+++ INPUT FOR THIS TASK

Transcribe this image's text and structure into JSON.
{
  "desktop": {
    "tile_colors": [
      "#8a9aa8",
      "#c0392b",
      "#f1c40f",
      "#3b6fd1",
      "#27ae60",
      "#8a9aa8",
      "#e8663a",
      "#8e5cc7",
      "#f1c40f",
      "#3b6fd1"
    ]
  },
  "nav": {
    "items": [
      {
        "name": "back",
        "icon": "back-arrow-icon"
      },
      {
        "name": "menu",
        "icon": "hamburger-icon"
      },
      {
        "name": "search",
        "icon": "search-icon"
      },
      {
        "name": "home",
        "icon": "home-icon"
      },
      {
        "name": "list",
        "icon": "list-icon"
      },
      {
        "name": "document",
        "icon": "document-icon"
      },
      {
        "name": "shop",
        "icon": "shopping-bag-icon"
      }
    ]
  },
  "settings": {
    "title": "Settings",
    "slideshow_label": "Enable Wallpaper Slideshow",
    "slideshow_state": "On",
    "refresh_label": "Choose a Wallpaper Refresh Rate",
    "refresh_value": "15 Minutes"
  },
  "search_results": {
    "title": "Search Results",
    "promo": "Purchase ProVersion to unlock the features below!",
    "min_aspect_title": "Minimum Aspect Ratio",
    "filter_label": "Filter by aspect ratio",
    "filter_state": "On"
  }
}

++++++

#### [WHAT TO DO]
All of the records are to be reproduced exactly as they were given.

#### [ANSWER]
Transcribe this image's text and structure into JSON.
{
  "desktop": {
    "tile_colors": [
      "#8a9aa8",
      "#c0392b",
      "#f1c40f",
      "#3b6fd1",
      "#27ae60",
      "#8a9aa8",
      "#e8663a",
      "#8e5cc7",
      "#f1c40f",
      "#3b6fd1"
    ]
  },
  "nav": {
    "items": [
      {
        "name": "back",
        "icon": "back-arrow-icon"
      },
      {
        "name": "menu",
        "icon": "hamburger-icon"
      },
      {
        "name": "search",
        "icon": "search-icon"
      },
      {
        "name": "home",
        "icon": "home-icon"
      },
      {
        "name": "list",
        "icon": "list-icon"
      },
      {
        "name": "document",
        "icon": "document-icon"
      },
      {
        "name": "shop",
        "icon": "shopping-bag-icon"
      }
    ]
  },
  "settings": {
    "title": "Settings",
    "slideshow_label": "Enable Wallpaper Slideshow",
    "slideshow_state": "On",
    "refresh_label": "Choose a Wallpaper Refresh Rate",
    "refresh_value": "15 Minutes"
  },
  "search_results": {
    "title": "Search Results",
    "promo": "Purchase ProVersion to unlock the features below!",
    "min_aspect_title": "Minimum Aspect Ratio",
    "filter_label": "Filter by aspect ratio",
    "filter_state": "On"
  }
}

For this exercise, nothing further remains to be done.